Damage to actively transcribed genes is repaired at a faster rate than damage to non-transcribed genes due to the activity of proteins called transcription repair coupling factors. These proteins recognize RNA polymerases that have stalled on damaged DNA, remove them, and recruit DNA repair proteins to the site of the damage. In bacteria one protein performs all of those functions, Mfd. We are investigating the regulation of Mfd's activity and we hypothesize that the opening and closing of the interface between the protein's two principal domains, MfdN (residues 1-450) and MfdC (residues 473-1148), toggles Mfd between active and inactive states. We have solved the crystal structure of MfdN by molecular replacement. Its structure superimposes well with that same region from the crystal structure of the full length Mfd protein (Deaconescu et al 2006), with an rmsd of 1.1 Å. The fold of MfdN appears to be independent of MfdC and the linker region (451-472), which is too disordered to be seen in the crystal structure.

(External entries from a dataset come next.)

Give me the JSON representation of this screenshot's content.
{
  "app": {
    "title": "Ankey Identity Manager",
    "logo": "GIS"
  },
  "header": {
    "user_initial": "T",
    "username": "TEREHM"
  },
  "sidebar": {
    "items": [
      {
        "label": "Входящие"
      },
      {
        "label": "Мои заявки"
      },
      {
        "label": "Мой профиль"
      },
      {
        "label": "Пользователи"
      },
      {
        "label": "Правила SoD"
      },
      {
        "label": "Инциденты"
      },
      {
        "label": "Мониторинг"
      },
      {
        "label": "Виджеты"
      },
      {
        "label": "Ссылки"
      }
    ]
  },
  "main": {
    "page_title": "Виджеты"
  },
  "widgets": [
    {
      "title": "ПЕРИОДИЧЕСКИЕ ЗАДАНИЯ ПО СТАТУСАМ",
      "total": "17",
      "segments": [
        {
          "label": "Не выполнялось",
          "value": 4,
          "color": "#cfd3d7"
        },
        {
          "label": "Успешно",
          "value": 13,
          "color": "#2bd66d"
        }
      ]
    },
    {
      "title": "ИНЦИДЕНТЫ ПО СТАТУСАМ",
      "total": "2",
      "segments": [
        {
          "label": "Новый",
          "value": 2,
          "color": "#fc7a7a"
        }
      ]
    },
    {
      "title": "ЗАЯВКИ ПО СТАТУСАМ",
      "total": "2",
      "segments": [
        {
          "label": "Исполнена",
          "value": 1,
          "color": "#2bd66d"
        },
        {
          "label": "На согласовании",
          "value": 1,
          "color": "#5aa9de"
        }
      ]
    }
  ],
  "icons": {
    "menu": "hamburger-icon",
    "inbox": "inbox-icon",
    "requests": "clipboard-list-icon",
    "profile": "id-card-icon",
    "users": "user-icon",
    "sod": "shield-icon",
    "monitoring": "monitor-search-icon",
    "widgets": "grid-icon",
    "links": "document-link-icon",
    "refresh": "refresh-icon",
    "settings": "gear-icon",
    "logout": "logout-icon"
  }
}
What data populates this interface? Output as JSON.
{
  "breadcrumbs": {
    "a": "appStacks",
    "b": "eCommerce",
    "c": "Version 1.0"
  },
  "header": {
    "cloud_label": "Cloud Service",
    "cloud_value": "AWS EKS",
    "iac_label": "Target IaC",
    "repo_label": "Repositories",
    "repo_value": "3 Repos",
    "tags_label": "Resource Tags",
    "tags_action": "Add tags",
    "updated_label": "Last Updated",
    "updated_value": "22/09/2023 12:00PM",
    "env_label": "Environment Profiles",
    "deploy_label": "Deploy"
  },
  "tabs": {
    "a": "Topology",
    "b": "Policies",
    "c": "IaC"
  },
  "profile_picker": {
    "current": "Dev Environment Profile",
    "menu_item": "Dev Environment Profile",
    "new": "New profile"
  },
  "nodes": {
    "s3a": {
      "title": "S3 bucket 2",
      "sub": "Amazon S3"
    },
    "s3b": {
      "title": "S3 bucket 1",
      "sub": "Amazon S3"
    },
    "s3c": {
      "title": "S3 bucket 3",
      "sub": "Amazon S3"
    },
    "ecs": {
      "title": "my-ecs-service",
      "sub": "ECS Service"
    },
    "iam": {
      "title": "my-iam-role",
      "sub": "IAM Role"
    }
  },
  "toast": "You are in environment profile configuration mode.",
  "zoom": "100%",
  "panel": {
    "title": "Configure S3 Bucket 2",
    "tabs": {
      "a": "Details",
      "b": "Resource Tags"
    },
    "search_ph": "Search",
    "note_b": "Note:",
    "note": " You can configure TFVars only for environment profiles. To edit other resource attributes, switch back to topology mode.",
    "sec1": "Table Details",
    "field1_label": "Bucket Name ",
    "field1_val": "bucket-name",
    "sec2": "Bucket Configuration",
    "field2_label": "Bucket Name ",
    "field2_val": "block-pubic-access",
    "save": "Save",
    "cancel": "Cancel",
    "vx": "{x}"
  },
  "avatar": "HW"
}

We have probed the stability of the N and C terminal regions of Mfd expressed as separate constructs, and the effect of disrupting the interface between them on the properties of Mfd. We believe that MfdN exerts a stabilizing influence on structure of full length Mfd, and that it has an inhibitory effect on the protein's activity through its binding interactions with MfdC. ^
Michael N Murphy,
"Structure of MfdN and its influence on the stability and activity of the Mfd protein"
(January 1, 2009).
Electronic Doctoral Dissertations for UMass Amherst.